Chinese search engine giant Baidu has announced that it is opening up access to much of the technology behind its autonomous vehicles.
From July this year, Baidu's partners in the auto industry will be able to use its platform -- known as Apollo, in honour of the US moon missions -- to develop their own autonomous driving systems. Partners will have access to tools for obstacle perception, trajectory planning, vehicle control, and operating systems.
Baidu understands that it isn't alone in its efforts to make strides in the field of autonomous vehicle technology, with companies such as BlackBerry, Google, Lyft, Nvidia, and Uber making their own contributions.
But while companies such as Google seek to guard the technology and expertise behind their autonomous driving systems, Baidu said it wants to build a "collaborative ecosystem" to fast-track the technology's progress.
"China is the world's largest market for automotive sales and production. It has many car brands and an open environment that is ripe for collaboration." Qi Lu, COO at Baidu, said in a statement on Tuesday, adding that opening up access to its autonomous driving platform will also foster innovation in the US and other developed markets.
Baidu said it hopes to see vehicles start using its technology on urban roads toward the end of the year and then on highways and open city roads by 2020.
The company began developing autonomous vehicles in 2015. It has since tested its vehicles on the roads of Beijing and Wuzhen, as well as California after being awarded a permit by the California Department of Motor Vehicles in January.
Baidu has also been partnering with a other companies to make progress in the area.
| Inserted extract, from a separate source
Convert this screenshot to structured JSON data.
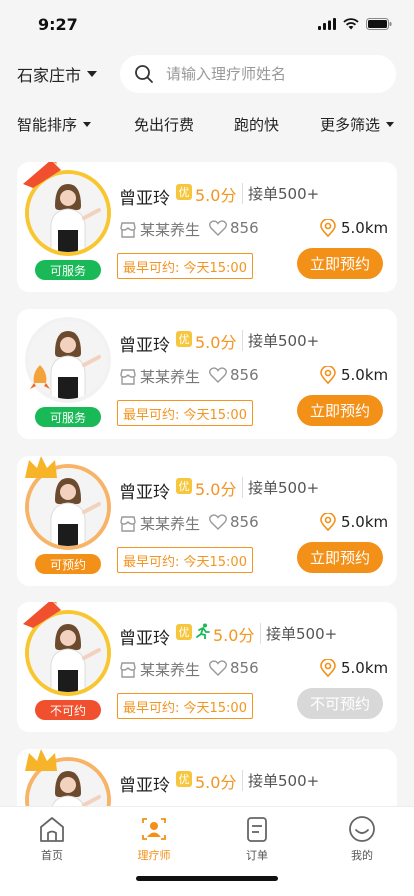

Earlier this year, for example, Baidu and state-owned passenger vehicle manufacturer BAIC Motor Corp announced they would be working together to launch a BAIC-built vehicle equipped with Baidu's telematics solutions.
In September 2016, Baidu and Nvidia announced a partnership that combines Nvidia's self-driving computing platform with Baidu's cloud and mapping technology to develop an algorithm-based operating system capable of powering complex navigation systems in autonomous vehicles. The companies have been testing autonomous vehicles in eastern Chinese cities including Wuhu and Shanghai.
Last year, Baidu also formed a self-driving team in Silicon Valley, focused on the research, development, and testing of autonomous vehicles. The team is part of Baidu Autonomous Driving Unit that operates in Beijing, Shanghai, and Shenzhen.